WHAT YOU ARE ASKED TO DO –
Make an exact copy of the records, dropping all pictures.

EXERCISE INPUT –
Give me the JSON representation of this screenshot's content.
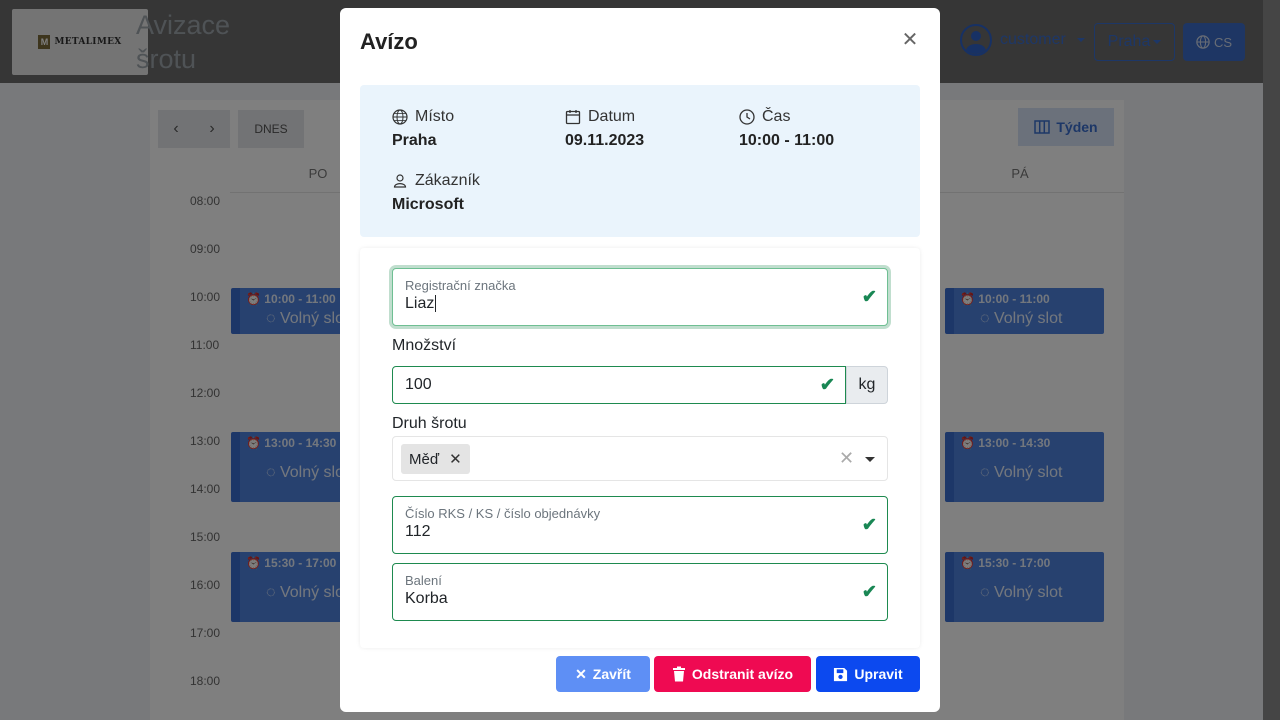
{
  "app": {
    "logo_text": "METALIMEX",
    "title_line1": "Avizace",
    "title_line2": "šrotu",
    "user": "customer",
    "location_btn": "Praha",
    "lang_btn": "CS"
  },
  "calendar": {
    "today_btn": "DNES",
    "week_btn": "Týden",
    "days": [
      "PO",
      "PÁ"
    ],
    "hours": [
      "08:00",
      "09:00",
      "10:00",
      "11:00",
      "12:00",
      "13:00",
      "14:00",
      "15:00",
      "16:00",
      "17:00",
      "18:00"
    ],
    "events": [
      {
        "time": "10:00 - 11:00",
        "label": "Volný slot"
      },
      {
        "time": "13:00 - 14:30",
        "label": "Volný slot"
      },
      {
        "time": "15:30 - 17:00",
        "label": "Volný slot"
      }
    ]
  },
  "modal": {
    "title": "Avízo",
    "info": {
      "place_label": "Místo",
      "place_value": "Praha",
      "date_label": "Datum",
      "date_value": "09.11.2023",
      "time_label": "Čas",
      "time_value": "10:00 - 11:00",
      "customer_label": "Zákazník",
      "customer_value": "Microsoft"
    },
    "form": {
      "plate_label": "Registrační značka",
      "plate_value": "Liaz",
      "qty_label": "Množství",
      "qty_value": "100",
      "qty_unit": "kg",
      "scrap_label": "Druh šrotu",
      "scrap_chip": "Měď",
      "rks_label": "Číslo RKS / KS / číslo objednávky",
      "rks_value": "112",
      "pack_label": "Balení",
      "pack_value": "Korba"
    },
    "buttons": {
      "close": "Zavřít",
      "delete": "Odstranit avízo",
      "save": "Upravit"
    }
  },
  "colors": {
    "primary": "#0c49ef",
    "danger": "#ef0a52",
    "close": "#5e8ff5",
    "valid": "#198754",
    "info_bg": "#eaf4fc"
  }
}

WRITTEN RESPONSE –
Give me the JSON representation of this screenshot's content.
{
  "app": {
    "logo_text": "METALIMEX",
    "title_line1": "Avizace",
    "title_line2": "šrotu",
    "user": "customer",
    "location_btn": "Praha",
    "lang_btn": "CS"
  },
  "calendar": {
    "today_btn": "DNES",
    "week_btn": "Týden",
    "days": [
      "PO",
      "PÁ"
    ],
    "hours": [
      "08:00",
      "09:00",
      "10:00",
      "11:00",
      "12:00",
      "13:00",
      "14:00",
      "15:00",
      "16:00",
      "17:00",
      "18:00"
    ],
    "events": [
      {
        "time": "10:00 - 11:00",
        "label": "Volný slot"
      },
      {
        "time": "13:00 - 14:30",
        "label": "Volný slot"
      },
      {
        "time": "15:30 - 17:00",
        "label": "Volný slot"
      }
    ]
  },
  "modal": {
    "title": "Avízo",
    "info": {
      "place_label": "Místo",
      "place_value": "Praha",
      "date_label": "Datum",
      "date_value": "09.11.2023",
      "time_label": "Čas",
      "time_value": "10:00 - 11:00",
      "customer_label": "Zákazník",
      "customer_value": "Microsoft"
    },
    "form": {
      "plate_label": "Registrační značka",
      "plate_value": "Liaz",
      "qty_label": "Množství",
      "qty_value": "100",
      "qty_unit": "kg",
      "scrap_label": "Druh šrotu",
      "scrap_chip": "Měď",
      "rks_label": "Číslo RKS / KS / číslo objednávky",
      "rks_value": "112",
      "pack_label": "Balení",
      "pack_value": "Korba"
    },
    "buttons": {
      "close": "Zavřít",
      "delete": "Odstranit avízo",
      "save": "Upravit"
    }
  },
  "colors": {
    "primary": "#0c49ef",
    "danger": "#ef0a52",
    "close": "#5e8ff5",
    "valid": "#198754",
    "info_bg": "#eaf4fc"
  }
}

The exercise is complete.